# [WORK ITEM]
Where a line below holds the string "this", copy that line.

Element data from apps and pages
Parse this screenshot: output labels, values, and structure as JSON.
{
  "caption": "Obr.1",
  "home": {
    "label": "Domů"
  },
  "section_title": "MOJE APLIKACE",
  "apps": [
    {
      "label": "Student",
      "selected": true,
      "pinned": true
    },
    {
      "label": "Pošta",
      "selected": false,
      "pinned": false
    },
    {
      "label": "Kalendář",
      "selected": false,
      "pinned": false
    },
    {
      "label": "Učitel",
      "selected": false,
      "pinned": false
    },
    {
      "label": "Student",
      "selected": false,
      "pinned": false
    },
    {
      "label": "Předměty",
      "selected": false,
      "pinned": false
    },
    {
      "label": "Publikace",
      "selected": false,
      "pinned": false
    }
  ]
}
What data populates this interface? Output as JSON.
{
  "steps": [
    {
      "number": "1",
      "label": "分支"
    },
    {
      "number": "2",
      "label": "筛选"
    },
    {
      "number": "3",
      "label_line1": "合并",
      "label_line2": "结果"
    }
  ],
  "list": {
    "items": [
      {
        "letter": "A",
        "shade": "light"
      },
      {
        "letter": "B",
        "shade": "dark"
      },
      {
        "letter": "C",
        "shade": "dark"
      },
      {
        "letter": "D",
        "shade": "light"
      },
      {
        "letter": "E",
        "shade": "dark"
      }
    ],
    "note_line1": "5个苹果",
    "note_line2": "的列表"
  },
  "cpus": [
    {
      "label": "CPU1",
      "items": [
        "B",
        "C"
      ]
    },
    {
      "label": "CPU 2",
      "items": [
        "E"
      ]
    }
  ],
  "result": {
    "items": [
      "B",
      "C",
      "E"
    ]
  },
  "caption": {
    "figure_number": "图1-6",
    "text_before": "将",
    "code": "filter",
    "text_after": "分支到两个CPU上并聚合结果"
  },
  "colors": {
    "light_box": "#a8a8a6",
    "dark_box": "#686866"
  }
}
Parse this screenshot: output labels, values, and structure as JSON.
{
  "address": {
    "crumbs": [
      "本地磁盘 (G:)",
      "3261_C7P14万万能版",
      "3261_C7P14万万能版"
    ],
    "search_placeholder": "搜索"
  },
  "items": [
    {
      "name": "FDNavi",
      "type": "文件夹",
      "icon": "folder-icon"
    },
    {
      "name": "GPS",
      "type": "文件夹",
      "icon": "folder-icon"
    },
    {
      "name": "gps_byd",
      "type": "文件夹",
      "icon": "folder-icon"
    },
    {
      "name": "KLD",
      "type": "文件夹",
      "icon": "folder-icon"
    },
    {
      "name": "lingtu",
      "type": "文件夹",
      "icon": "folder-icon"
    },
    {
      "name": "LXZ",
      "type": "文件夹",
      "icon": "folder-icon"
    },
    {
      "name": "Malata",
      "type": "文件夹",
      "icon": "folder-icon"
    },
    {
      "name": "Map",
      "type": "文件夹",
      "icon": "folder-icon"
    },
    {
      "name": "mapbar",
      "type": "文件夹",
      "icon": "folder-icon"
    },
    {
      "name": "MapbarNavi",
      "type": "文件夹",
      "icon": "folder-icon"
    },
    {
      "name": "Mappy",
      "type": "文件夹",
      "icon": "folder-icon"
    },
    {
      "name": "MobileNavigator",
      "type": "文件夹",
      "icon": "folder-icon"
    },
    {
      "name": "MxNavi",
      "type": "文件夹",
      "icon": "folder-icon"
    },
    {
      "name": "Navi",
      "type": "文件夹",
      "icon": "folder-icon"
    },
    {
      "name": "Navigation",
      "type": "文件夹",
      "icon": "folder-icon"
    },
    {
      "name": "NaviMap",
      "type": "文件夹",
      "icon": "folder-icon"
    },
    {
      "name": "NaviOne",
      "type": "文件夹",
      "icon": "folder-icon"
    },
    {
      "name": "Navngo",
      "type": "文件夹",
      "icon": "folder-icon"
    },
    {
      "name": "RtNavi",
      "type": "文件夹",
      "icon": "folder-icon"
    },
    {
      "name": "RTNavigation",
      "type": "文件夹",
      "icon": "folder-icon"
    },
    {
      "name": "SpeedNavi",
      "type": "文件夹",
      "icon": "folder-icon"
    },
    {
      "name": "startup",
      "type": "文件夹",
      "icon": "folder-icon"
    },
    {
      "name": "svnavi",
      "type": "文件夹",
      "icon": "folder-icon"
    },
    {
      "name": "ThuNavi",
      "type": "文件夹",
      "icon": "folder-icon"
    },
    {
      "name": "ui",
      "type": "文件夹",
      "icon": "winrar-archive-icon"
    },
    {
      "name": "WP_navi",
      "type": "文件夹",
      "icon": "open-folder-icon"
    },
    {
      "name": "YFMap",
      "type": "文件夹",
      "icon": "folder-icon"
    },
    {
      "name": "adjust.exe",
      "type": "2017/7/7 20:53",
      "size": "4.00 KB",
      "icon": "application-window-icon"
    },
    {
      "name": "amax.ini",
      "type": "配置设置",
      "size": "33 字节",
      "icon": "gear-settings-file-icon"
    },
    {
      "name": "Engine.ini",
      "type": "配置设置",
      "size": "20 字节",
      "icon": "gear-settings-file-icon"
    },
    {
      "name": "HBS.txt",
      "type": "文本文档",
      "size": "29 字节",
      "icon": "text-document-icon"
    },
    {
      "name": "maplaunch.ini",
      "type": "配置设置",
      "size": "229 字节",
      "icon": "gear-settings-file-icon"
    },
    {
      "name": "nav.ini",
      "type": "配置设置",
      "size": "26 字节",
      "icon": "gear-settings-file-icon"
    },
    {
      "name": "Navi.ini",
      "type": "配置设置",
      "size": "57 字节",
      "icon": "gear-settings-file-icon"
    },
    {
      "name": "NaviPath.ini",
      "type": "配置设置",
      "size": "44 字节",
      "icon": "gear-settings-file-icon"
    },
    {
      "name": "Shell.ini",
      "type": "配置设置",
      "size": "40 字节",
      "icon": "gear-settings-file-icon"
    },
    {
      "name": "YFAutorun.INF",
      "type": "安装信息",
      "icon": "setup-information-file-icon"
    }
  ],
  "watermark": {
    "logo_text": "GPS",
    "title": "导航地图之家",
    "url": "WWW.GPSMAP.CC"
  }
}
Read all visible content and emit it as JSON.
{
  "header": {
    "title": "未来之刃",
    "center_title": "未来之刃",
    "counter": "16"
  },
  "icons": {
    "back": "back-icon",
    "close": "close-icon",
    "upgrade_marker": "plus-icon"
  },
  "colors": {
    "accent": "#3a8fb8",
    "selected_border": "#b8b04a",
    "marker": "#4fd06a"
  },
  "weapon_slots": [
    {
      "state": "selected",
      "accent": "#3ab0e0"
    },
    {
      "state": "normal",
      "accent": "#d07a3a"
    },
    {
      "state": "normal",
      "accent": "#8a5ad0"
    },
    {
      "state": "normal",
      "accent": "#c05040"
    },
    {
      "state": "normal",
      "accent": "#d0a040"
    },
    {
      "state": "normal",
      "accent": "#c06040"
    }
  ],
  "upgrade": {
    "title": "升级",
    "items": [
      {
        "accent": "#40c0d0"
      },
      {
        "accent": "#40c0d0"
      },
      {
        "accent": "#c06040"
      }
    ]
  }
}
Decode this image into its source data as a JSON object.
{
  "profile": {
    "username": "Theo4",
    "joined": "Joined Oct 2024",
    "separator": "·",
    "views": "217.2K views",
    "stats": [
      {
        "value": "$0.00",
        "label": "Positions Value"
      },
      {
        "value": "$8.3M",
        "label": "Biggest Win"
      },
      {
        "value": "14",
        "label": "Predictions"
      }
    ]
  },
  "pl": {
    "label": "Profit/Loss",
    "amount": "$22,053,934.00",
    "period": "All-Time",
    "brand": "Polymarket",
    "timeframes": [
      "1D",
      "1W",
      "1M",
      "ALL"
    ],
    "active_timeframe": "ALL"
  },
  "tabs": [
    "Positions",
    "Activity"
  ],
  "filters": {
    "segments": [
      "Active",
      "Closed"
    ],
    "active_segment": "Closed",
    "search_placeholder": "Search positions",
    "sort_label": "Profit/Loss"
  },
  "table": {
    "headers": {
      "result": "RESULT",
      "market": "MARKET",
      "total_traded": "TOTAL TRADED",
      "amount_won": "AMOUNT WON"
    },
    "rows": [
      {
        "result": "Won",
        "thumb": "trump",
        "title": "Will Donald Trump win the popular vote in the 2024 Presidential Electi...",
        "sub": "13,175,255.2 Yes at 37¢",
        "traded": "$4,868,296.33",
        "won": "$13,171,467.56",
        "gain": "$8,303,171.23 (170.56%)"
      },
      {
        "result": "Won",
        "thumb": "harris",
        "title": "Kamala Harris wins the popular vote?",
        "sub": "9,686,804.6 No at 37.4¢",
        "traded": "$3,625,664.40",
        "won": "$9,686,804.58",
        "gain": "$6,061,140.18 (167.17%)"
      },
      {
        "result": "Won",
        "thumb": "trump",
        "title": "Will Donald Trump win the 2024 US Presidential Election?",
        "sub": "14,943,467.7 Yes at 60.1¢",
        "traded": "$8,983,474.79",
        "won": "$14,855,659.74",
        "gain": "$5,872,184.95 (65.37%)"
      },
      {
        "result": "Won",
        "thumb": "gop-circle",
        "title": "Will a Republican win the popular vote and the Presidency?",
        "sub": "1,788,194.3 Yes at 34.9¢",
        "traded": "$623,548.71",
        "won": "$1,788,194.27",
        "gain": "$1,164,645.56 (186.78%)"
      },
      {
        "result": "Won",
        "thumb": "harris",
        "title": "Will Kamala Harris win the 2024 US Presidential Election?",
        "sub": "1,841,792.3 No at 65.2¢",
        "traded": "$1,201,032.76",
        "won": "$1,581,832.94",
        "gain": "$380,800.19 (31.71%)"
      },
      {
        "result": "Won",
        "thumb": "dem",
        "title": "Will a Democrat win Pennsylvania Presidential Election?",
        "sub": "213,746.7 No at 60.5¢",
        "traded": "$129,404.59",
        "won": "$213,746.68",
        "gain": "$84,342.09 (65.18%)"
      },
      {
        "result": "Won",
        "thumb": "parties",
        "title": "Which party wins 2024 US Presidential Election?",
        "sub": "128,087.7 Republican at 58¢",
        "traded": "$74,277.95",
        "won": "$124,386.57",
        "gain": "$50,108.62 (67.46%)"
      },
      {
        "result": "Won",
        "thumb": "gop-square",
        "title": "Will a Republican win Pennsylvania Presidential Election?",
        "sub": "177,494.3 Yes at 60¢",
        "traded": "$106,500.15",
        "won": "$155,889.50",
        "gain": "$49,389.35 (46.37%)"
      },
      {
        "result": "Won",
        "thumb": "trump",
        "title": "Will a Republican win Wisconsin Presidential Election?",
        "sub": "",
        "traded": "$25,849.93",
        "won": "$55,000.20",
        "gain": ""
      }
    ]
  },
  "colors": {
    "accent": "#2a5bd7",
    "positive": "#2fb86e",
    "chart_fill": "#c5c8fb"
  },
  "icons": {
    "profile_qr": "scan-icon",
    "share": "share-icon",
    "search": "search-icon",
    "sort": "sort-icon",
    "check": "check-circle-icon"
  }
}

# [EXERCISE RESPONSE]
Parse this screenshot: output labels, values, and structure as JSON.
What data populates this interface? Output as JSON.
Parse this screenshot: output labels, values, and structure as JSON.
Decode this image into its source data as a JSON object.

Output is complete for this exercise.